© Copyright Policy - open-access
Related In: Results  -  Collection

License
Show All Figures
getmorefigures.php?uid=PMC4488960&req=5

f5: Annual changes in pH and aragonite saturation state ranges.Projections of yearly changes in pH and aragonite saturation state, Ωarag, in McMurdo Sound, Antarctica, using a disequilibrium (a, c) and equilibrium (b, d) scenario. Annual range in pH increases and Ωarag decreases with future acidification. End-century maximum pH and Ωarag remain above acidification thresholds of pH 7.9 and Ωarag of 1. Projections are based on field data collected in 2011–2013 (circle). January and June monthly means represent mid-summer and winter conditions, respectively. The overall mean represent mean values from spring into winter conditions. Onset of aragonite undersaturation (triangles) is marked for each parameter and additionally for November monthly mean conditions.
Mentions: McMurdo Sound regional ocean acidification trajectories were made using averaged pH observations from 2011–2013 and forced with the Representative Concentration Pathway 8.5 (RCP8.5) CO2 emission scenario23. Due to the potential offset in pH measurements associated with use of unpurified m-cresol dye (~0.03 pH units, see Methods), our results may slightly overestimate acidification trends. The equilibrium scenario12, which represents an increase in seawater pCO2 that tracks atmospheric levels, predicted more extreme acidification than the disequilibrium scenario12, which represents a 65% reduced CO2 uptake due to seasonal ice cover (Fig. 4, 5).

View Article: PubMed Central - PubMed

ABSTRACT

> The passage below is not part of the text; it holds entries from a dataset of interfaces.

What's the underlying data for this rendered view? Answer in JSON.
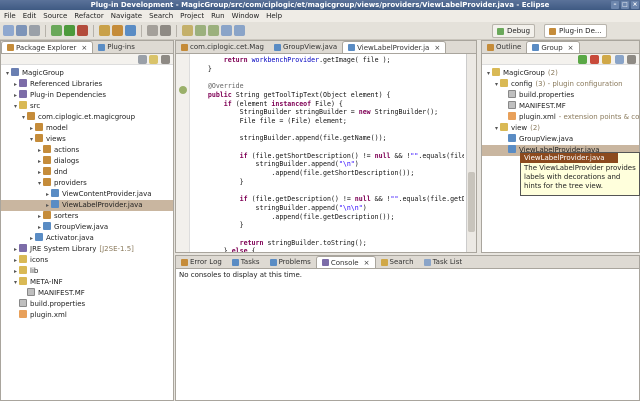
{
  "window": {
    "title": "Plug-in Development - MagicGroup/src/com/ciplogic/et/magicgroup/views/providers/ViewLabelProvider.java - Eclipse"
  },
  "menu": [
    "File",
    "Edit",
    "Source",
    "Refactor",
    "Navigate",
    "Search",
    "Project",
    "Run",
    "Window",
    "Help"
  ],
  "perspectives": {
    "debug": "Debug",
    "plugin": "Plug-in De..."
  },
  "explorer": {
    "tabs": [
      "Package Explorer",
      "Plug-ins"
    ],
    "tree": [
      {
        "label": "MagicGroup",
        "icon": "project-icon",
        "level": 0,
        "toggle": "▾"
      },
      {
        "label": "Referenced Libraries",
        "icon": "library-icon",
        "level": 1,
        "toggle": "▸"
      },
      {
        "label": "Plug-in Dependencies",
        "icon": "library-icon",
        "level": 1,
        "toggle": "▸"
      },
      {
        "label": "src",
        "icon": "folder-icon",
        "level": 1,
        "toggle": "▾"
      },
      {
        "label": "com.ciplogic.et.magicgroup",
        "icon": "package-icon",
        "level": 2,
        "toggle": "▾"
      },
      {
        "label": "model",
        "icon": "package-icon",
        "level": 3,
        "toggle": "▸"
      },
      {
        "label": "views",
        "icon": "package-icon",
        "level": 3,
        "toggle": "▾"
      },
      {
        "label": "actions",
        "icon": "package-icon",
        "level": 4,
        "toggle": "▸"
      },
      {
        "label": "dialogs",
        "icon": "package-icon",
        "level": 4,
        "toggle": "▸"
      },
      {
        "label": "dnd",
        "icon": "package-icon",
        "level": 4,
        "toggle": "▸"
      },
      {
        "label": "providers",
        "icon": "package-icon",
        "level": 4,
        "toggle": "▾"
      },
      {
        "label": "ViewContentProvider.java",
        "icon": "java-file-icon",
        "level": 5,
        "toggle": "▸"
      },
      {
        "label": "ViewLabelProvider.java",
        "icon": "java-file-icon",
        "level": 5,
        "toggle": "▸",
        "selected": true
      },
      {
        "label": "sorters",
        "icon": "package-icon",
        "level": 4,
        "toggle": "▸"
      },
      {
        "label": "GroupView.java",
        "icon": "java-file-icon",
        "level": 4,
        "toggle": "▸"
      },
      {
        "label": "Activator.java",
        "icon": "java-file-icon",
        "level": 3,
        "toggle": "▸"
      },
      {
        "label": "JRE System Library",
        "suffix": "[J2SE-1.5]",
        "icon": "library-icon",
        "level": 1,
        "toggle": "▸"
      },
      {
        "label": "icons",
        "icon": "folder-icon",
        "level": 1,
        "toggle": "▸"
      },
      {
        "label": "lib",
        "icon": "folder-icon",
        "level": 1,
        "toggle": "▸"
      },
      {
        "label": "META-INF",
        "icon": "folder-icon",
        "level": 1,
        "toggle": "▾"
      },
      {
        "label": "MANIFEST.MF",
        "icon": "file-icon",
        "level": 2,
        "toggle": ""
      },
      {
        "label": "build.properties",
        "icon": "file-icon",
        "level": 1,
        "toggle": ""
      },
      {
        "label": "plugin.xml",
        "icon": "xml-icon",
        "level": 1,
        "toggle": ""
      }
    ]
  },
  "editor": {
    "tabs": [
      "com.ciplogic.cet.Mag",
      "GroupView.java",
      "ViewLabelProvider.ja"
    ],
    "lines": [
      [
        {
          "t": "        "
        },
        {
          "t": "return ",
          "c": "kw"
        },
        {
          "t": "workbenchProvider",
          "c": "fld"
        },
        {
          "t": ".getImage( file );"
        }
      ],
      [
        {
          "t": "    }"
        }
      ],
      [
        {
          "t": ""
        }
      ],
      [
        {
          "t": "    "
        },
        {
          "t": "@Override",
          "c": "ann"
        }
      ],
      [
        {
          "t": "    "
        },
        {
          "t": "public ",
          "c": "kw"
        },
        {
          "t": "String getToolTipText(Object element) {"
        }
      ],
      [
        {
          "t": "        "
        },
        {
          "t": "if ",
          "c": "kw"
        },
        {
          "t": "(element "
        },
        {
          "t": "instanceof ",
          "c": "kw"
        },
        {
          "t": "File) {"
        }
      ],
      [
        {
          "t": "            StringBuilder stringBuilder = "
        },
        {
          "t": "new ",
          "c": "kw"
        },
        {
          "t": "StringBuilder();"
        }
      ],
      [
        {
          "t": "            File file = (File) element;"
        }
      ],
      [
        {
          "t": ""
        }
      ],
      [
        {
          "t": "            stringBuilder.append(file.getName());"
        }
      ],
      [
        {
          "t": ""
        }
      ],
      [
        {
          "t": "            "
        },
        {
          "t": "if ",
          "c": "kw"
        },
        {
          "t": "(file.getShortDescription() != "
        },
        {
          "t": "null ",
          "c": "kw"
        },
        {
          "t": "&& !"
        },
        {
          "t": "\"\"",
          "c": "str"
        },
        {
          "t": ".equals(file.getS"
        }
      ],
      [
        {
          "t": "                stringBuilder.append("
        },
        {
          "t": "\"\\n\"",
          "c": "str"
        },
        {
          "t": ")"
        }
      ],
      [
        {
          "t": "                    .append(file.getShortDescription());"
        }
      ],
      [
        {
          "t": "            }"
        }
      ],
      [
        {
          "t": ""
        }
      ],
      [
        {
          "t": "            "
        },
        {
          "t": "if ",
          "c": "kw"
        },
        {
          "t": "(file.getDescription() != "
        },
        {
          "t": "null ",
          "c": "kw"
        },
        {
          "t": "&& !"
        },
        {
          "t": "\"\"",
          "c": "str"
        },
        {
          "t": ".equals(file.getDescri"
        }
      ],
      [
        {
          "t": "                stringBuilder.append("
        },
        {
          "t": "\"\\n\\n\"",
          "c": "str"
        },
        {
          "t": ")"
        }
      ],
      [
        {
          "t": "                    .append(file.getDescription());"
        }
      ],
      [
        {
          "t": "            }"
        }
      ],
      [
        {
          "t": ""
        }
      ],
      [
        {
          "t": "            "
        },
        {
          "t": "return ",
          "c": "kw"
        },
        {
          "t": "stringBuilder.toString();"
        }
      ],
      [
        {
          "t": "        } "
        },
        {
          "t": "else ",
          "c": "kw"
        },
        {
          "t": "{"
        }
      ]
    ]
  },
  "bottom": {
    "tabs": [
      "Error Log",
      "Tasks",
      "Problems",
      "Console",
      "Search",
      "Task List"
    ],
    "message": "No consoles to display at this time."
  },
  "outline": {
    "tabs": [
      "Outline",
      "Group"
    ],
    "tree": [
      {
        "label": "MagicGroup",
        "suffix": "(2)",
        "icon": "folder-icon",
        "level": 0,
        "toggle": "▾"
      },
      {
        "label": "config",
        "suffix": "(3) - plugin configuration",
        "icon": "folder-icon",
        "level": 1,
        "toggle": "▾"
      },
      {
        "label": "build.properties",
        "icon": "file-icon",
        "level": 2,
        "toggle": ""
      },
      {
        "label": "MANIFEST.MF",
        "icon": "file-icon",
        "level": 2,
        "toggle": ""
      },
      {
        "label": "plugin.xml",
        "suffix": "- extension points & co",
        "icon": "xml-icon",
        "level": 2,
        "toggle": ""
      },
      {
        "label": "view",
        "suffix": "(2)",
        "icon": "folder-icon",
        "level": 1,
        "toggle": "▾"
      },
      {
        "label": "GroupView.java",
        "icon": "java-file-icon",
        "level": 2,
        "toggle": ""
      },
      {
        "label": "ViewLabelProvider.java",
        "icon": "java-file-icon",
        "level": 2,
        "toggle": "",
        "selected": true
      }
    ]
  },
  "tooltip": {
    "title": "ViewLabelProvider.java",
    "text": "The ViewLabelProvider provides labels with decorations and hints for the tree view."
  },
  "colors": {
    "selection": "#c9b6a0",
    "tooltip_bg": "#ffffdc",
    "keyword": "#7f0055",
    "string": "#2a00ff"
  }
}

Understanding how declining seawater pH caused by anthropogenic carbon emissions, or ocean acidification, impacts Southern Ocean biota is limited by a paucity of pH time-series. Here, we present the first high-frequency in-situ pH time-series in near-shore Antarctica from spring to winter under annual sea ice. Observations from autonomous pH sensors revealed a seasonal increase of 0.3 pH units. The summer season was marked by an increase in temporal pH variability relative to spring and early winter, matching coastal pH variability observed at lower latitudes. Using our data, simulations of ocean acidification show a future period of deleterious wintertime pH levels potentially expanding to 7–11 months annually by 2100. Given the presence of (sub)seasonal pH variability, Antarctica marine species have an existing physiological tolerance of temporal pH change that may influence adaptation to future acidification. Yet, pH-induced ecosystem changes remain difficult to characterize in the absence of sufficient physiological data on present-day tolerances. It is therefore essential to incorporate natural and projected temporal pH variability in the design of experiments intended to study ocean acidification biology.

No MeSH data available.


Related in: MedlinePlus